You need at least 15 amps and most 12V plugs only put out up to 10. That’s why you want to get a tire inflator with alligator clips instead of a 12V plug.
Have any more questions about the Slime 2X Heavy Duty Direct Drive Tire Inflator? Leave a comment below.
6 thoughts on “Slime Heavy Duty Tire Inflator Reviewed For Truck and RV Use”
Thank you for saying that this unit has two switches. The switches are not labeled and the instructions do not mention that there are two switches. I was stumped because I set it up and only the LED would turn on. Doh! I didn’t see the second switch. Hopefully others can learn from my mistake.
Thanks Michael! I’m glad the review was helpful.
So you’ve checked/adjusted the tire pressure on the tires pre-trip and then you go boondocking for 4 or 5 days. Do you check your tires before leaving camp to head home or next stop? I’m sure you do, but at what point will you break out the compressor to fill the tires? Down 1 lb, 3, 5lbs? I was down 3.5lbs on one tire and did not top it off. Wondering if this is a bad practice?
I’ve added checking the tire pressure to my list of things to do while packing up and getting ready to move to the next campsite. We usually leave in the morning so it’s the perfect time to check the psi.
Filling up the tires depends on the distance I’m going to be traveling next and the conditions. I normally top off my travel trailer tires when they get around 5-10 below 80 psi.
Thank you Jenni, just back from 5 beautiful days near Bryce Canyon, Utah boondocking at Tom’s Best Spring Rd. When leaving yesterday before traveling back to Phoenix, I checked trailer tires and they were both down 2 lbs. I didn’t fill them, but not sure I would have anyway, as like you, we like to leave pretty early and the noise from the air compressor is enough to wake the dead. How do you two handle that? We have a ‘quiet’ generator and I’m still very conscious of the noise they put out. So much so, I haven’t been able to try out the new Sboly coffee pot, so I don’t anger the campers nearby. Thank goodness for WAKA instant.

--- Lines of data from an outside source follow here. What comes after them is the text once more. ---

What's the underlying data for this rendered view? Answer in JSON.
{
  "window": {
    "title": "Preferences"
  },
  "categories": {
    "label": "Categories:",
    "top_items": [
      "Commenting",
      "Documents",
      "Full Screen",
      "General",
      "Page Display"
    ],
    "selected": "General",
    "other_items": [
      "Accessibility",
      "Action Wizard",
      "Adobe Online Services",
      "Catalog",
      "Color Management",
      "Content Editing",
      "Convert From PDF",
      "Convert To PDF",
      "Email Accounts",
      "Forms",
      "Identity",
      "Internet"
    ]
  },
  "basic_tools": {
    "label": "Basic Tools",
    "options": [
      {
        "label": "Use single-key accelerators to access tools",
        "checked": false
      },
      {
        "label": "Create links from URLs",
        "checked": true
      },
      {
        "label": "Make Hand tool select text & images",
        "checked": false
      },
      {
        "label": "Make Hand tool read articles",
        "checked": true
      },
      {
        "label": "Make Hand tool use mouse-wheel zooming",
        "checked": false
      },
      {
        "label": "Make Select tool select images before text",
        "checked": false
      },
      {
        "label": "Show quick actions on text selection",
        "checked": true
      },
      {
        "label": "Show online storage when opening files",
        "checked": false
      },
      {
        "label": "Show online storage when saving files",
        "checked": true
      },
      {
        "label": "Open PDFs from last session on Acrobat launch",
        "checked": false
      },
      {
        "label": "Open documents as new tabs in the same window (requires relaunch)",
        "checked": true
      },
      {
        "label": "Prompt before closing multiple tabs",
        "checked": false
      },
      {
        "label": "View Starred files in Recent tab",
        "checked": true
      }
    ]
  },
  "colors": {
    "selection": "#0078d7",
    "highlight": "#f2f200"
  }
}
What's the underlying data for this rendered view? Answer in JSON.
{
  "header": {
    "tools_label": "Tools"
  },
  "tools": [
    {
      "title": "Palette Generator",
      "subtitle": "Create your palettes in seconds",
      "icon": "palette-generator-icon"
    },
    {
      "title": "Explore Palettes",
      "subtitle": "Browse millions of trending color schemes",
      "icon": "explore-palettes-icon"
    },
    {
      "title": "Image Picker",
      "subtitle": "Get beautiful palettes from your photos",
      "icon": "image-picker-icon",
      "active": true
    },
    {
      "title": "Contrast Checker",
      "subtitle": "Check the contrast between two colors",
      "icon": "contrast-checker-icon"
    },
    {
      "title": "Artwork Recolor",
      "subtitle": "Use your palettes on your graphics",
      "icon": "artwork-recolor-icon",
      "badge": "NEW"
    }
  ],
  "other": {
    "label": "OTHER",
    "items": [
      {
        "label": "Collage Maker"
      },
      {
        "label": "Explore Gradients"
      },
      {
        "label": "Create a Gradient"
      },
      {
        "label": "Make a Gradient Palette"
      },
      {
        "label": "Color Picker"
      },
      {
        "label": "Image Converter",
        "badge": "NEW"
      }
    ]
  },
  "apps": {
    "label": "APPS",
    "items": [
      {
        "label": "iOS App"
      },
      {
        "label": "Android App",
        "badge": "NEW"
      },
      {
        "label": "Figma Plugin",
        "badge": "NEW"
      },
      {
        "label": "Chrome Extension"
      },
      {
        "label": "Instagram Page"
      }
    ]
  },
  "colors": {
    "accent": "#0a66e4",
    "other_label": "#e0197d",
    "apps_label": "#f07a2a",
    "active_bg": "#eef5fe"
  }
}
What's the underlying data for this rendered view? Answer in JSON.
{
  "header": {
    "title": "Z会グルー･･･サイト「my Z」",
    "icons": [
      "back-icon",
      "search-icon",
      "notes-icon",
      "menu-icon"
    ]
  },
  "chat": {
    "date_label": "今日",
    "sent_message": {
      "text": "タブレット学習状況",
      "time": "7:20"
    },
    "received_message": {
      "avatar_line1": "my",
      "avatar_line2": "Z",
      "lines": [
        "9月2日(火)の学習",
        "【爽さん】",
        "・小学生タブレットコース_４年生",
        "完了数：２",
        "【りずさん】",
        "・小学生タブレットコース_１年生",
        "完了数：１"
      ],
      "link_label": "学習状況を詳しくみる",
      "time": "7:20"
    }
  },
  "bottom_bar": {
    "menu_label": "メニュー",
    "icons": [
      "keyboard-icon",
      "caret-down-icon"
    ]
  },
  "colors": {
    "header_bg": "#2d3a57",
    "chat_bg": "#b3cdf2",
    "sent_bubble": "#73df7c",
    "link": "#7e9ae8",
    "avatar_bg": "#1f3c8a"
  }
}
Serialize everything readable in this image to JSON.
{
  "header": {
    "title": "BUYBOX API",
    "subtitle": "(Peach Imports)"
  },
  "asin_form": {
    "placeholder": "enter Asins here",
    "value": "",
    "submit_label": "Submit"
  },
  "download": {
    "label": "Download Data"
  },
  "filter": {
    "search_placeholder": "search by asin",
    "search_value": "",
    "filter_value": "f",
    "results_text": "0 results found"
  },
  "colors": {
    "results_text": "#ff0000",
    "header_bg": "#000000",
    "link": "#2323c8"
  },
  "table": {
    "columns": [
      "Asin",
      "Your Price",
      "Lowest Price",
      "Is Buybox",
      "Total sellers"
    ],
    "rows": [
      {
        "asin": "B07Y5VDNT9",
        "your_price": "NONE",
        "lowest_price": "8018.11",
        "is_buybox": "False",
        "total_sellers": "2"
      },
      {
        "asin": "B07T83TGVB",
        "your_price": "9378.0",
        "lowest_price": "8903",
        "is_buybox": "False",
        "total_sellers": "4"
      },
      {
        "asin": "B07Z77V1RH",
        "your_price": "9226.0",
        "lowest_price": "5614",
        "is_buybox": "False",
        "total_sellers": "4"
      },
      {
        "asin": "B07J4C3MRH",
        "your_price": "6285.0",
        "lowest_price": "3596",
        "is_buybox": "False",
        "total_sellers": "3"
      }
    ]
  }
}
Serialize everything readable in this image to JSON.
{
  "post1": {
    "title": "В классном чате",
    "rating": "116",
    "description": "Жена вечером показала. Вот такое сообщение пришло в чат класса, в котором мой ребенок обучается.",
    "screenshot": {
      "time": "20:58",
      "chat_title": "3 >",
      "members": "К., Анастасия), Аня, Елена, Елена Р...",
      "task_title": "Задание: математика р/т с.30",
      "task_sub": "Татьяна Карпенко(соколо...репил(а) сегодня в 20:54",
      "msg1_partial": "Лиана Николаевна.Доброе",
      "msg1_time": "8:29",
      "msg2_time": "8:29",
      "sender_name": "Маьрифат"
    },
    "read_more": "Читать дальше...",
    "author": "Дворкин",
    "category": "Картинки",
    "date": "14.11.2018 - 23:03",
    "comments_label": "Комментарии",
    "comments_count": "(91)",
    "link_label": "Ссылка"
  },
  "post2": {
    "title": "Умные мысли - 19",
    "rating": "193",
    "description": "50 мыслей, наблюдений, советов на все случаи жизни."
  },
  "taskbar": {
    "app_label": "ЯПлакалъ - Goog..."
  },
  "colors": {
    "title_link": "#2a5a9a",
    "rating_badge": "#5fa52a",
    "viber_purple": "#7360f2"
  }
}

I don’t think I would have filled them up at just 2 lbs either and I agree, it is hard to use noisy camping equipment when camping around others. Usually, there’s someone nearby running a generator either late at night or early in the morning. When that happens I usually take the chance to pull out the tire inflator to top off the tires.
As far as using a generator myself I normally just follow regular campground rules. I don’t run it after 10 pm and I don’t start it up until after 7 or 8 depending on how close people are.
If you really wake up early and need some silent electricity to run your coffee maker you could get a portable power station that has enough watts to run the coffee maker. We normally save enough power after the sun goes down so we can run ours in the morning without having to use the generator.
You can check out this review to see some good options. It’s not a must have but power stations are a simple way to get electricity without having to run a generator.